- Shooting through objects: Auto-focus will almost always focus in the wrong place when you’re shooting through a window or similar transparent object. Shooting through something like a chain link fence will also fool AF mechanisms.
- Repetitive shooting and time-lapse: When you’re taking multiple exposures of the same scene or shooting time-lapse sequences, AF systems can shift the focus from shot to shot.
In these situations, you’re much better off focusing manually.
Judging depth of field and hyperfocal distance is difficult.
Many auto-focus lenses don’t have depth of field scales, and even if yours does, the tendency is to ignore it when you use AF. That means that you’ll either set your aperture size by your best guess or by pressing your DOF preview button after focusing. Using the preview button darkens the viewfinder, isn’t accurate and guesswork is, well, guessing.
When depth of field is important, you’re much better off setting both your aperture and focus yourself, to yield the results you want. The scale on your lens is the best indicator of what to expect, assuming you have it has one. Good manual lenses incorporate a DOF scale that eliminates the guesswork. Irix lenses even have a hyperfocal distance scale that’s invaluable when you want to ensure maximum front-to-back sharpness at a given aperture setting.
If I can shoot with a pro-quality prime lens for less than a third of the price of an AF lens, I’m okay with turning a focus ring.
Autofocus lenses are expensive.
You may recall that in the first paragraph, I mentioned that photographers make a substantial investment in their AF lenses. That’s actually one of the biggest drawbacks to auto-focus. Let’s compare the pricing on a few high-end lenses with and without autofocus motors:
- Canon EF 14mm f/2.8L II USM: about $2,000. (AF pro-level)
- Nikon AF NIKKOR 14mm f/2.8D ED: about $1,800. (AF only works with some cameras)
- Irix 15mm f2.4 Blackstone: $649. (Manual focus, electronic aperture & metering)
- Irix 15mm f2.4 Firefly: $449. (Manual focus, electronic aperture & metering)
Take a good look at those prices. Now consider that the Irix lenses both incorporate Swiss-designed, rectilinear optics, with 15 elements in 11 groups and proven excellent performance, and I think you’ll come to the same conclusion I have: If I can shoot with a pro-quality prime lens for less than a third of the price of an AF lens, I’m okay with turning a focus ring.
I’m sure that many readers will have arguments supporting their choices to use an autofocus lens, but I think anyone would be hard pressed to dispute the last point. Autofocus lenses simply cost more. If you’re using your kit lens as an argument, don’t forget to factor in the difference in optical quality and construction.

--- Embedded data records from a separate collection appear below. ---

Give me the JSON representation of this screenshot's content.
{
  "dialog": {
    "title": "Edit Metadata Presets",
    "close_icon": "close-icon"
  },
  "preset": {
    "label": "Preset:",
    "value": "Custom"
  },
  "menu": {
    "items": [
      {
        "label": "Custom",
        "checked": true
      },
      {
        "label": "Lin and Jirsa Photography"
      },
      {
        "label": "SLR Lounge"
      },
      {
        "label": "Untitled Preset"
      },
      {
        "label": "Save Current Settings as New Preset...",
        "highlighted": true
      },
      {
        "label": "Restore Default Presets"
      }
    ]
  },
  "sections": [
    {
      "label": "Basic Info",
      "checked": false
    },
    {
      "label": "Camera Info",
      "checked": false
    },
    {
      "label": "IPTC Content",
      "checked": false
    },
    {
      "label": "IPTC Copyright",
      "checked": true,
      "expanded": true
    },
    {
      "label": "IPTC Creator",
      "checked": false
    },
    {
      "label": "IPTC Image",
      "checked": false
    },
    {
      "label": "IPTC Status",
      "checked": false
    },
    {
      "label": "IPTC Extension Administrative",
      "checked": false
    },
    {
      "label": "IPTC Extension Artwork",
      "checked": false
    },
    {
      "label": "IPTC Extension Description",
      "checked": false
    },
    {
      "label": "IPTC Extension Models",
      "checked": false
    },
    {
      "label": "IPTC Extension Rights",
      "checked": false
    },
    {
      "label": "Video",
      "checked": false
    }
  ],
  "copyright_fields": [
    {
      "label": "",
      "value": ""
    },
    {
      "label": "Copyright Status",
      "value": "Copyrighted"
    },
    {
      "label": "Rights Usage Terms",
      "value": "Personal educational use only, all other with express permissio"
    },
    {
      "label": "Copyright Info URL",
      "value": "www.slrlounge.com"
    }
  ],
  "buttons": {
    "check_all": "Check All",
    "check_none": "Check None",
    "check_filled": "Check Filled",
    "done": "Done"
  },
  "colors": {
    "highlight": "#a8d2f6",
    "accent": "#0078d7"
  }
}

Finally, let me make it clear that I’m not saying autofocus doesn’t have its place. In most situations, most modern AF lenses will do a great job with the right camera and the expertise to use them correctly. My point is that there’s no reason NOT to focus manually when it’s called for. I also believe that manual focusing can often keep you more engaged with your shots and subjects.
In the end, of course, it comes down to a matter of personal choice. Mine is to embrace manual focusing as my friend.